*** Block opens ***
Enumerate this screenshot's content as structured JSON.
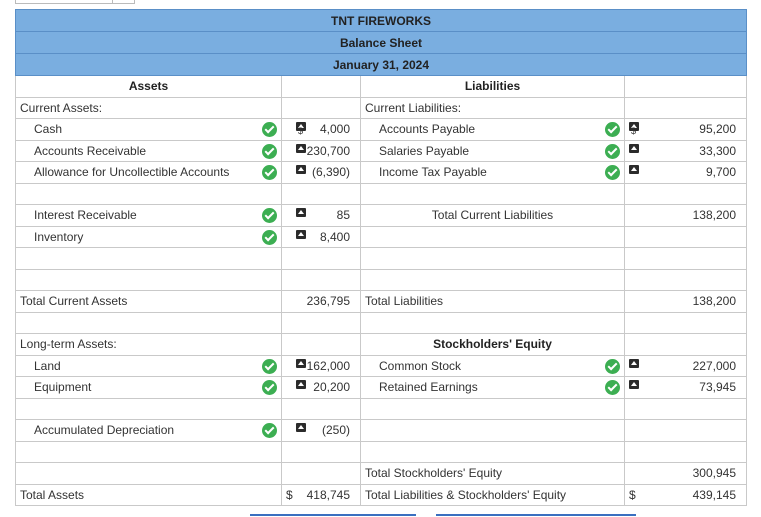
{
  "header": {
    "company": "TNT FIREWORKS",
    "statement": "Balance Sheet",
    "date": "January 31, 2024"
  },
  "columns": {
    "assets": "Assets",
    "liabilities": "Liabilities"
  },
  "left": {
    "current_assets": "Current Assets:",
    "cash": {
      "label": "Cash",
      "value": "4,000"
    },
    "ar": {
      "label": "Accounts Receivable",
      "value": "230,700"
    },
    "allowance": {
      "label": "Allowance for Uncollectible Accounts",
      "value": "(6,390)"
    },
    "interest": {
      "label": "Interest Receivable",
      "value": "85"
    },
    "inventory": {
      "label": "Inventory",
      "value": "8,400"
    },
    "total_current": {
      "label": "Total Current Assets",
      "value": "236,795"
    },
    "long_term": "Long-term Assets:",
    "land": {
      "label": "Land",
      "value": "162,000"
    },
    "equipment": {
      "label": "Equipment",
      "value": "20,200"
    },
    "accum_dep": {
      "label": "Accumulated Depreciation",
      "value": "(250)"
    },
    "total_assets": {
      "label": "Total Assets",
      "currency": "$",
      "value": "418,745"
    }
  },
  "right": {
    "current_liabilities": "Current Liabilities:",
    "ap": {
      "label": "Accounts Payable",
      "value": "95,200"
    },
    "salaries": {
      "label": "Salaries Payable",
      "value": "33,300"
    },
    "income_tax": {
      "label": "Income Tax Payable",
      "value": "9,700"
    },
    "total_current": {
      "label": "Total Current Liabilities",
      "value": "138,200"
    },
    "total_liabilities": {
      "label": "Total Liabilities",
      "value": "138,200"
    },
    "se_header": "Stockholders' Equity",
    "common": {
      "label": "Common Stock",
      "value": "227,000"
    },
    "retained": {
      "label": "Retained Earnings",
      "value": "73,945"
    },
    "total_se": {
      "label": "Total Stockholders' Equity",
      "value": "300,945"
    },
    "total_lse": {
      "label": "Total Liabilities & Stockholders' Equity",
      "currency": "$",
      "value": "439,145"
    }
  },
  "currency_symbol": "$"
}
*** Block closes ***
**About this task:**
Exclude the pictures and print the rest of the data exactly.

**Response area:**
Enumerate this screenshot's content as structured JSON.
{
  "header": {
    "company": "TNT FIREWORKS",
    "statement": "Balance Sheet",
    "date": "January 31, 2024"
  },
  "columns": {
    "assets": "Assets",
    "liabilities": "Liabilities"
  },
  "left": {
    "current_assets": "Current Assets:",
    "cash": {
      "label": "Cash",
      "value": "4,000"
    },
    "ar": {
      "label": "Accounts Receivable",
      "value": "230,700"
    },
    "allowance": {
      "label": "Allowance for Uncollectible Accounts",
      "value": "(6,390)"
    },
    "interest": {
      "label": "Interest Receivable",
      "value": "85"
    },
    "inventory": {
      "label": "Inventory",
      "value": "8,400"
    },
    "total_current": {
      "label": "Total Current Assets",
      "value": "236,795"
    },
    "long_term": "Long-term Assets:",
    "land": {
      "label": "Land",
      "value": "162,000"
    },
    "equipment": {
      "label": "Equipment",
      "value": "20,200"
    },
    "accum_dep": {
      "label": "Accumulated Depreciation",
      "value": "(250)"
    },
    "total_assets": {
      "label": "Total Assets",
      "currency": "$",
      "value": "418,745"
    }
  },
  "right": {
    "current_liabilities": "Current Liabilities:",
    "ap": {
      "label": "Accounts Payable",
      "value": "95,200"
    },
    "salaries": {
      "label": "Salaries Payable",
      "value": "33,300"
    },
    "income_tax": {
      "label": "Income Tax Payable",
      "value": "9,700"
    },
    "total_current": {
      "label": "Total Current Liabilities",
      "value": "138,200"
    },
    "total_liabilities": {
      "label": "Total Liabilities",
      "value": "138,200"
    },
    "se_header": "Stockholders' Equity",
    "common": {
      "label": "Common Stock",
      "value": "227,000"
    },
    "retained": {
      "label": "Retained Earnings",
      "value": "73,945"
    },
    "total_se": {
      "label": "Total Stockholders' Equity",
      "value": "300,945"
    },
    "total_lse": {
      "label": "Total Liabilities & Stockholders' Equity",
      "currency": "$",
      "value": "439,145"
    }
  },
  "currency_symbol": "$"
}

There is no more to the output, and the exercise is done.